For all intents and purposes I think my part of the touch ups is done. Today we spent the morning finishing up, which means I put some paint on a couple new walls, touched up the area of plaster repair and now the back hallway looks as sound as it really is. A big part of that was going over our drips and spills with Goof Off. Man, that stuff is strong. Smelling that is. It’s good to use ventilation and such but in the hallway there’s still a lot of stink to be dealt with. A respirator would have been a good idea…. Oh well…..
Why I didn’t do this for ourselves when we moved in, I don’t know. But I didn’t. I guess I really don’t “see” some of these things. But I can understand Michael’s point of view. Potential buyers don’t knowthat the exterior wall has been sound and dry ever since the new gutters were put on …. some 5+ years ago. But the clean walls and absence of cracks should reduce the questions. I guess this is one of those cases there even if nothing is wrong, if you cause someone to raise questions or doubts that are false you can’t just reach out and remove the thought from their brain.
I can’t believe that we did it all with less than 5 gallons of paint — I am beginning to regret never having investigated Hallman Lindsay paints back in the days when we had the apartment building. We used a lot of paint in those days and a paint that coats as well as this would have been a godsend.
Michael says he’ll be over during the weekend to finish up the projects that he has in mind before we re-list. He’s got his hands full; but he’ll get it sorted out I’m sure. He’s a hard worker.
So, let me tell you the saga of Lightroom File previews. My laptop – the only computer I have with us when we are in Journey – only has a 300 GB hard drive. Used to be that was a lot of storage, but my desktop unit has 4 TB of storage and I have been sadly spoiled. I have been able to manage file storage for images with the smaller drive but it hasn’t been very convenient.
I thoughtto myself that I could make better use of Lightroom’s cataloging capabilities so I tried an experiment. Adobe has designed Lightroom so that it will remember hard drives for cataloging purposes in the same way that a card catalog might identify books that might only be available from a sister library, but which are cataloged so that it’s users would know that the book is available somewhere. My plan was to import several other catalogs into the primary one so that I could better keep track of which hard drive I needed to plug in when I wanted archived images.
This “smart” plan worked really well. I imported all the catalogs. I have three external drives connected to my laptop with an additional 2.5 TB of storage. The catalog files were spread out among all four drives and I could see them just as in this screen shot to the left.
But… Then I tried to close down Lightroom. Lightroom does a database test and file optimization routine when it shuts down. I got part of the way through that (aren’t progress meters wonderful) and then a system alert popped up telling me that I was short on storage…. less than 1 GB.

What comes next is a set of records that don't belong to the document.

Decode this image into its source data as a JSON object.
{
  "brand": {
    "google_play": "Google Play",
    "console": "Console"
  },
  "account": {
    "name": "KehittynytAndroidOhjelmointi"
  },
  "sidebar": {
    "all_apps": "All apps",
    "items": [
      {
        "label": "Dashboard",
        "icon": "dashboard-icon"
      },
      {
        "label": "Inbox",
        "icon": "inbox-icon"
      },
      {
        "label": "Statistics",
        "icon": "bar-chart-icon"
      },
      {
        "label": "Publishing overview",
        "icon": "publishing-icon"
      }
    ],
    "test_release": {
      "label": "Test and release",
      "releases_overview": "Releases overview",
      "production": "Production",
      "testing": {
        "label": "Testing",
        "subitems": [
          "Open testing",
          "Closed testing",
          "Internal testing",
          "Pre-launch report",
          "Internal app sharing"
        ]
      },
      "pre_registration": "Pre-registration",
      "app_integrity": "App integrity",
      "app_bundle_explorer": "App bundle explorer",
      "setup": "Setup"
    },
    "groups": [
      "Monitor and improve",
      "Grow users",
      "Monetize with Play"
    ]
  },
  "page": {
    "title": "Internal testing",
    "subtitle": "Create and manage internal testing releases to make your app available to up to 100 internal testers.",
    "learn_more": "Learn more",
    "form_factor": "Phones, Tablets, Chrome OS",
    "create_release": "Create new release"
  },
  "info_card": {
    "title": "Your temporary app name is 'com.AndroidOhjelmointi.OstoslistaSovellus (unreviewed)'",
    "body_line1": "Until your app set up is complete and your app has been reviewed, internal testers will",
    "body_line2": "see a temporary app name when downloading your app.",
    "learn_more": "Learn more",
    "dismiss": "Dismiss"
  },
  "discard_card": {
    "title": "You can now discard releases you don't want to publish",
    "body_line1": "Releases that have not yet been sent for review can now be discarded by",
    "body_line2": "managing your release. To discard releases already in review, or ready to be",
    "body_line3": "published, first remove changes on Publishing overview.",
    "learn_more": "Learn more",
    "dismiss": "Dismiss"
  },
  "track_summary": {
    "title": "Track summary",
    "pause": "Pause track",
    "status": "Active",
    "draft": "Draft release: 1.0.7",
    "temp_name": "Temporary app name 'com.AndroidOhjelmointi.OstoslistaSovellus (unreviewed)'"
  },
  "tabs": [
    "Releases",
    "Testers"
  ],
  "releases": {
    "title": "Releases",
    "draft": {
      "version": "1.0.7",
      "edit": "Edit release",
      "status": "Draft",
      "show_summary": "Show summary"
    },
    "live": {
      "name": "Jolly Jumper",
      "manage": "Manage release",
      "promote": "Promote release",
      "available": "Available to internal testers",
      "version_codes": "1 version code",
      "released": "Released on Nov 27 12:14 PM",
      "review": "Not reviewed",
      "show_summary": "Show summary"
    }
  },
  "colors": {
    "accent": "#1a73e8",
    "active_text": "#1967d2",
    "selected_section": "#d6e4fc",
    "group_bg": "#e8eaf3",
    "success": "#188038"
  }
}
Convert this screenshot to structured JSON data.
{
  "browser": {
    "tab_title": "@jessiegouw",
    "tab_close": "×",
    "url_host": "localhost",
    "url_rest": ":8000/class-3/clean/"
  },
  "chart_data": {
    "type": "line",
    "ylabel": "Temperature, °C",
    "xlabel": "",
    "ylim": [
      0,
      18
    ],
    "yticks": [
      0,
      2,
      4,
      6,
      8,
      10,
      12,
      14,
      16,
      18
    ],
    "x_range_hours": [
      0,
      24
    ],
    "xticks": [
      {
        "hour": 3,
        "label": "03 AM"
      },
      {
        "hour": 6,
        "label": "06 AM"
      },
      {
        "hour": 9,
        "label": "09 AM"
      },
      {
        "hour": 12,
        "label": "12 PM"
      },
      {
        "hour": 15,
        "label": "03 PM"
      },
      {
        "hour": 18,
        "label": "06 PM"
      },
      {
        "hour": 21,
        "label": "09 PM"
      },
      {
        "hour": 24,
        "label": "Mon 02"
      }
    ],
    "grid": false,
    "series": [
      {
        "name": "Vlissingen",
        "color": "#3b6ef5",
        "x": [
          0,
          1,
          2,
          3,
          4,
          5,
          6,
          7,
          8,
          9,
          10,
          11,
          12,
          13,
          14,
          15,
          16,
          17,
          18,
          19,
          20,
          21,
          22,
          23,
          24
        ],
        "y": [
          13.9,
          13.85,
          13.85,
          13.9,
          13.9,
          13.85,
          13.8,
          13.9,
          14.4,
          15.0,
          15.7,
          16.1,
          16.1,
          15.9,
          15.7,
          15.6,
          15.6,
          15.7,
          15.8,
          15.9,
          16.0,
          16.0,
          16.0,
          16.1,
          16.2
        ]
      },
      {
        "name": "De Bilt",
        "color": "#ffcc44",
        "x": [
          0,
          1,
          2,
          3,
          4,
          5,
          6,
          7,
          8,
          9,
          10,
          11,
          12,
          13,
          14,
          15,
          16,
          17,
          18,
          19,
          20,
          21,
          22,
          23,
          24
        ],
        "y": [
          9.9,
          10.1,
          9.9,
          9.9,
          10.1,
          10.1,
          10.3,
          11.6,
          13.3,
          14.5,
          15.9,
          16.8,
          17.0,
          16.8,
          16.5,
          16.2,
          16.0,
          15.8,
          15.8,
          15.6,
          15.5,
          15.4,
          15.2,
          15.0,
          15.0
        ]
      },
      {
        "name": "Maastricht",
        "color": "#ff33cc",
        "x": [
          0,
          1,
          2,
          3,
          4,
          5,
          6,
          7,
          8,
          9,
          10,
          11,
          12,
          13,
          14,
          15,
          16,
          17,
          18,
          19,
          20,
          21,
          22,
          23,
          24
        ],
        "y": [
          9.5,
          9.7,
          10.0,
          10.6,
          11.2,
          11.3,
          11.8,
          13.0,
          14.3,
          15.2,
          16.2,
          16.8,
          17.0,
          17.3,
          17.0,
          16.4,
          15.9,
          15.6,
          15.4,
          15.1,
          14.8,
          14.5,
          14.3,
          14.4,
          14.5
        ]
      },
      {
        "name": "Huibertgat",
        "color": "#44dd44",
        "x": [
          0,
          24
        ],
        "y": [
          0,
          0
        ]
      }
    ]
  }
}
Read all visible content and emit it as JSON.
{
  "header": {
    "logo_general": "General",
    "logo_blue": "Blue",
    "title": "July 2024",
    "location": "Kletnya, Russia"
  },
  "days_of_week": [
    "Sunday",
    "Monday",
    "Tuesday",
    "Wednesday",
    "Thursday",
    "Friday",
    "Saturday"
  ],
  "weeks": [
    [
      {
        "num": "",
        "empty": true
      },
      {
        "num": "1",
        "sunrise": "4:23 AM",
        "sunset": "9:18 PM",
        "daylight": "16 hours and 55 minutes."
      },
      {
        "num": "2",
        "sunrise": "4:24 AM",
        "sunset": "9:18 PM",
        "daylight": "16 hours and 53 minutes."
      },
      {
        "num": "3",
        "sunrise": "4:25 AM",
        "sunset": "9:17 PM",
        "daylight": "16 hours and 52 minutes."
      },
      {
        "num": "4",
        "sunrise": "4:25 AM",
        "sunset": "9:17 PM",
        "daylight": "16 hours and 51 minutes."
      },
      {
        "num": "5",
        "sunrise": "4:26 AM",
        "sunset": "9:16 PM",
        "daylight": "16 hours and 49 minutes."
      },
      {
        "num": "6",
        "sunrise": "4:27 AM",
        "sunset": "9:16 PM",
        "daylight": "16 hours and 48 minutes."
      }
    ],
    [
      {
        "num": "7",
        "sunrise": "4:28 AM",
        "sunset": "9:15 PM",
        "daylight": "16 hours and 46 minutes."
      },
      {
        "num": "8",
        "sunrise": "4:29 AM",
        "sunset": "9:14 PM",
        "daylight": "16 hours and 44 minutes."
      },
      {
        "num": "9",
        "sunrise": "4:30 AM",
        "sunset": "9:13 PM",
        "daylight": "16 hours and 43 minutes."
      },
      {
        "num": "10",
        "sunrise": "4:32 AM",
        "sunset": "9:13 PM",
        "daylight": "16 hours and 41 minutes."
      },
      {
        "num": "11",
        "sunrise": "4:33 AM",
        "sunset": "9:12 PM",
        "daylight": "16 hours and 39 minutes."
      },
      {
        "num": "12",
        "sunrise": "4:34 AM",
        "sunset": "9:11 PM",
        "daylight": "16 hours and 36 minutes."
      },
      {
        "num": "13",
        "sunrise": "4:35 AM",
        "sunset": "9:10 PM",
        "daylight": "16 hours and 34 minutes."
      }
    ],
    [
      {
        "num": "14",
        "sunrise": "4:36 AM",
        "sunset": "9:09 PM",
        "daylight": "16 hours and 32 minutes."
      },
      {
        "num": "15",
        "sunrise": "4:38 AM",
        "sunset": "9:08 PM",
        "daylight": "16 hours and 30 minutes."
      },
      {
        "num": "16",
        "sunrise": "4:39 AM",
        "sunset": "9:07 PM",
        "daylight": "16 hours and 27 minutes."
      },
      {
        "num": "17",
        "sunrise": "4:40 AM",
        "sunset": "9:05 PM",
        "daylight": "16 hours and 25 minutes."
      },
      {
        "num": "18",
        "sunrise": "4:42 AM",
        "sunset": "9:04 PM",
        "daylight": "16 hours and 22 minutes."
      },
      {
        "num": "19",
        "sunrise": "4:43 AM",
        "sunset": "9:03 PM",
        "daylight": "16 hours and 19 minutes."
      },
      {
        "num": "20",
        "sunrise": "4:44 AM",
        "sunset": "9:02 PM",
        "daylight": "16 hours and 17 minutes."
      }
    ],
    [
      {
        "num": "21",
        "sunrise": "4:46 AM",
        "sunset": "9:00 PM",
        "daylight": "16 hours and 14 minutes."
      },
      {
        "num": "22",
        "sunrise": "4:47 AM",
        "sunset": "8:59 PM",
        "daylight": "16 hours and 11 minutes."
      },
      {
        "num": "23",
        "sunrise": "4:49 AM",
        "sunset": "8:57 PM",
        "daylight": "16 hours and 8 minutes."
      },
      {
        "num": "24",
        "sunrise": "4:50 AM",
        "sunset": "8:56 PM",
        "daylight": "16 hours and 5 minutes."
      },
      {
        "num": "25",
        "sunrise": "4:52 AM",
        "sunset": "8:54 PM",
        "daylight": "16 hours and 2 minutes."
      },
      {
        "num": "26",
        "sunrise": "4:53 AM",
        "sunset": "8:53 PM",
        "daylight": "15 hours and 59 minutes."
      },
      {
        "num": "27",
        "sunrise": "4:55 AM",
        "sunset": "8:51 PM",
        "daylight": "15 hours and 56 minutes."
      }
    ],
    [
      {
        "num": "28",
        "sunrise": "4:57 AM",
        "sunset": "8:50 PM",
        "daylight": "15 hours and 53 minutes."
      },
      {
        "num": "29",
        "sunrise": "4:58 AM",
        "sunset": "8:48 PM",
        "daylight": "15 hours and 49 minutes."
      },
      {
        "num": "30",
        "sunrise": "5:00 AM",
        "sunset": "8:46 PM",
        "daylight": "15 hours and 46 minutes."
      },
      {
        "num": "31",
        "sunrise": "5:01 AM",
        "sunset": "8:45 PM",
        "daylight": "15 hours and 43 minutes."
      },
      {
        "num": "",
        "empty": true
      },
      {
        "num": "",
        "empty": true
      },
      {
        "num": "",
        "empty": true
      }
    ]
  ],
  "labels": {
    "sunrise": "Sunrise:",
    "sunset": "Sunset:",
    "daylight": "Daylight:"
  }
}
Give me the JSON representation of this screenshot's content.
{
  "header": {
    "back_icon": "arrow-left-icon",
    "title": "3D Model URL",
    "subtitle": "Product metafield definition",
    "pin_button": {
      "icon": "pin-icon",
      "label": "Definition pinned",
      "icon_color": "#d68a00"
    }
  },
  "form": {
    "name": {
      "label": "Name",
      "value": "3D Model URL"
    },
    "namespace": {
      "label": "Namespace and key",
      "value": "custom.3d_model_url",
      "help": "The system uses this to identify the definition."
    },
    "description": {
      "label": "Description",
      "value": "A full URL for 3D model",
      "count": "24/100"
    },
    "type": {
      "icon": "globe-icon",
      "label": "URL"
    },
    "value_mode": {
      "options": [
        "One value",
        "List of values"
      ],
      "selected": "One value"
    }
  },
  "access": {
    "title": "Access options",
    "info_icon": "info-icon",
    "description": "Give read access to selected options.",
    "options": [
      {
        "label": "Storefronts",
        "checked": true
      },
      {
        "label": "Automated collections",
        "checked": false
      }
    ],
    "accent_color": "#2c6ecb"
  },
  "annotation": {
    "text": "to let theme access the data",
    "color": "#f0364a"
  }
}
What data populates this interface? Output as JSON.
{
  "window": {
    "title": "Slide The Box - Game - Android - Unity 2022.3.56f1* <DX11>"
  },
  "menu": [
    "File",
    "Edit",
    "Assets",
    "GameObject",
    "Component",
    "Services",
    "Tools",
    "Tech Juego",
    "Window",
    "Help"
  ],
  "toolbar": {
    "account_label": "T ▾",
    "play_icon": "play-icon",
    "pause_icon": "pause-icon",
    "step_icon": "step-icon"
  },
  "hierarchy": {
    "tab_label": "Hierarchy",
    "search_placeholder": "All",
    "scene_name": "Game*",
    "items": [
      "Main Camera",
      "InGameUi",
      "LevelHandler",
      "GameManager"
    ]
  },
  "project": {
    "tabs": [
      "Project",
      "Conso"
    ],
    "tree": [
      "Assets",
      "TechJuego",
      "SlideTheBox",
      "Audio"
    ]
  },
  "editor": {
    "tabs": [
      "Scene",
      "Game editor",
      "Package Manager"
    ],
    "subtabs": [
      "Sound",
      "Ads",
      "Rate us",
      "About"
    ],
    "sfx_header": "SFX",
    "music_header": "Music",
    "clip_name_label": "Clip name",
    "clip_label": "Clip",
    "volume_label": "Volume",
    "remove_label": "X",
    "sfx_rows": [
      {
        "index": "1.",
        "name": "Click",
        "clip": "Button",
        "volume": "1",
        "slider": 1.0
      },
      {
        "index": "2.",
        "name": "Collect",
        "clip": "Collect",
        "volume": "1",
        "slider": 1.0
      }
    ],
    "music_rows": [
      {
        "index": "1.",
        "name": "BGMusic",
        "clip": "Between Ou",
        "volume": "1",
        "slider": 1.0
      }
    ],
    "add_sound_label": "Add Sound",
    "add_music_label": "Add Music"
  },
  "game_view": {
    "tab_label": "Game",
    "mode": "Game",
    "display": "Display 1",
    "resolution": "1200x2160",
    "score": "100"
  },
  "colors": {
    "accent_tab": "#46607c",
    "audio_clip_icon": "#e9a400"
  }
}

Now that was a shock because when I started the day I had about 115 GB available on my hard drive!
It turns out that between the database file and the image previews file I had burned up 114 GB of storage mostly in image previews.
Of course I wasn’t sure what had happened at first, so it took a couple hours of searching, and a preventive defragging of my hard drive — I didn’t really need to do that — but it’s always good to start out with basics. I since have divided my catalog back into a series of smaller catalogs and I’ll just get used to dealing with the images in several categorization systems.
As an added benefit I learned something about iPhoto that I didn’t know. I have had a longstanding “thing” about iPhoto. It’s one of Apple’s built in applications, it makes sharing simple, does some image adjustments easily enough, but it’s a lot more difficult to use than Lightroom.
While I was trying to figure out where all my storage went, I decided to do a little experiment to compare the iPhoto and Lightroom file structures. It turns out that a catalog containing only 255 images takes more than twice the space in iPhoto than it does in Lightroom. With all the images I keep, that’s a lot of storage to lose.